Insightful labels give historical context for each poster and detail the context in which each poster was created and displayed. Many posters are accompanied by quotes from their creators. Quoting James Baldwin, Sister Corita Kent eloquently frames the role of the artist in the political process:

The war of an artist with his society is a lover's war. And he does at his best, what lovers do, which is to reveal the beloved to himself, and with that revelation, make freedom real.

Decades of Dissent is part of a campus-wide initiative devoted to “Democracy Matters at the Skirball,” which includes the exhibitions Creating the United States and Free to Be U.S.: A First Amendment Experience, and a special “Lincoln Spotlight” on view in the Skirball’s core exhibition, Visions and Values: Jewish Life from Antiquity to America. All are on view from October 11, 2012 through February 17, 2012. For more information on “Democracy Matters at the Skirball” exhibitions and related programs, please visit www.skirball.org/democracy-matters.


Gay-inAbout the Skirball

The Skirball Cultural Center is dedicated to exploring the connections between 4,000 years of Jewish heritage and the vitality of American democratic ideals. It welcomes and seeks to inspire people of every ethnic and cultural identity. Guided by our respective memories and experiences, together we aspire to build a society in which all of us can feel at home. The Skirball Cultural Center achieves its mission through educational programs that explore literary, visual, and performing arts from around the world; through the display and interpretation of its permanent collections and changing exhibitions; through an interactive family destination inspired by the Noah’s Ark story; and through outreach to the community.

Visiting the Skirball

The Skirball Cultural Center is located at 2701 N. Sepulveda Blvd., Los Angeles, CA 90049. Free on-site parking is available; street parking is strictly prohibited. TheSkirball is also accessible by Metro Rapid Bus 761. Museum hours: Tuesday–Friday 12:00–5:00 p.m.; Saturday–Sunday 10:00 a.m.–5:00 p.m.; closed Mondays and holidays. Museum admission: $10 General; $7 Seniors, Full-Time Students, and Children over 12; $5 Children 2–12. Exhibitions are always free to Skirball World PeaceMembers and Children under 2. Exhibitions are free to all visitors on Thursdays. For general information, the public may call (310) 440-4500 or visit www.skirball.org. The Skirball is also home to Zeidler’s Café, which serves innovative California cuisine in an elegant setting, and Audrey’s Museum Store, which sells books, contemporary art, music, jewelry, and more.
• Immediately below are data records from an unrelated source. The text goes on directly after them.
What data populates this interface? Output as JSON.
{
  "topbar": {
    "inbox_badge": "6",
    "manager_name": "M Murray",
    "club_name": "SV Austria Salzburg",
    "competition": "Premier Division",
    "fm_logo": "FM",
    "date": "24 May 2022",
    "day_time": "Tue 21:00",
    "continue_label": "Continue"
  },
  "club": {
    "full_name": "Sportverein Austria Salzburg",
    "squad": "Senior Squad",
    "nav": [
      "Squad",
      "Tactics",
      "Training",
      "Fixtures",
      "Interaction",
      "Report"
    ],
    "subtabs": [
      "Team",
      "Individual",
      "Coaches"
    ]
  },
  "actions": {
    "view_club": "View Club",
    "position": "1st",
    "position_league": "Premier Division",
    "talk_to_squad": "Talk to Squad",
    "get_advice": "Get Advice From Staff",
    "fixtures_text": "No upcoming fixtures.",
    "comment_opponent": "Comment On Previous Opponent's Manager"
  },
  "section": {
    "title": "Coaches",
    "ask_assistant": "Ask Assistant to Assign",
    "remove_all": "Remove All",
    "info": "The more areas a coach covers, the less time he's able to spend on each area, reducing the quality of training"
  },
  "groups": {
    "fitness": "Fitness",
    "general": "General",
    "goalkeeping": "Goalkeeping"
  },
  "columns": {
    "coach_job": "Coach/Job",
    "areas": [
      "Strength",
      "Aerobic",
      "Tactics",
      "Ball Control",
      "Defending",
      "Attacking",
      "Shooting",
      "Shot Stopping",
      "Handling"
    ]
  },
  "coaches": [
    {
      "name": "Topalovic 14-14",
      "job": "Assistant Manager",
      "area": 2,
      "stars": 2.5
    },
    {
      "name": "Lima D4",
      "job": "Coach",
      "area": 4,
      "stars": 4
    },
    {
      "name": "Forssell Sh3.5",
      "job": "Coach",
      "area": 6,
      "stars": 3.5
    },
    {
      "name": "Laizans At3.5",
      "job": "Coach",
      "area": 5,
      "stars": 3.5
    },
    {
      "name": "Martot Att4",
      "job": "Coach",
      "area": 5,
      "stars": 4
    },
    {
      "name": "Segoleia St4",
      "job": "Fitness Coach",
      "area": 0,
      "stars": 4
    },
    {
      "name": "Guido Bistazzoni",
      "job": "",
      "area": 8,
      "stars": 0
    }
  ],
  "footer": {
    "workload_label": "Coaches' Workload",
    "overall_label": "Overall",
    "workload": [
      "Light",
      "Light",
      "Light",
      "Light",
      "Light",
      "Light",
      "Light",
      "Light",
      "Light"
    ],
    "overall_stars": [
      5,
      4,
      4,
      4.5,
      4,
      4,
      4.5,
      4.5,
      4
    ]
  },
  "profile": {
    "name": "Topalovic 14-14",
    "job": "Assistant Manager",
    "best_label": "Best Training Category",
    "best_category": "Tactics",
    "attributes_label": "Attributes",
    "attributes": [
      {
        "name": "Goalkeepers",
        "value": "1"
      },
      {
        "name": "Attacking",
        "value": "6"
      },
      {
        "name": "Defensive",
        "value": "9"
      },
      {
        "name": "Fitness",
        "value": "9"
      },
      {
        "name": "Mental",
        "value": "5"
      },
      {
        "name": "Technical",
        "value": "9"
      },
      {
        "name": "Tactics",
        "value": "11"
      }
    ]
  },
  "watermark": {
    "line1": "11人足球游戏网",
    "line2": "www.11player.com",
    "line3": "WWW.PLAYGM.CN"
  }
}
War Is Not Healthy for Children and Other Living Things.
Lorraine Schneider. Another Mother for Peace Offset, 1967.
Beverly Hills, California

Peace. Artist Unknown. Silkscreen on computer paper, 1970.
Berkeley, California.

Gay-In. Gay Liberation Front. Silkscreen, 1970. Los Angeles, California.

World Peace. Earl Newman. Silkscreen, 1970. Venice, California.

©2014 Skirball Cultural Center | Contact Us | Privacy Policy and Terms & Conditions

Top of Page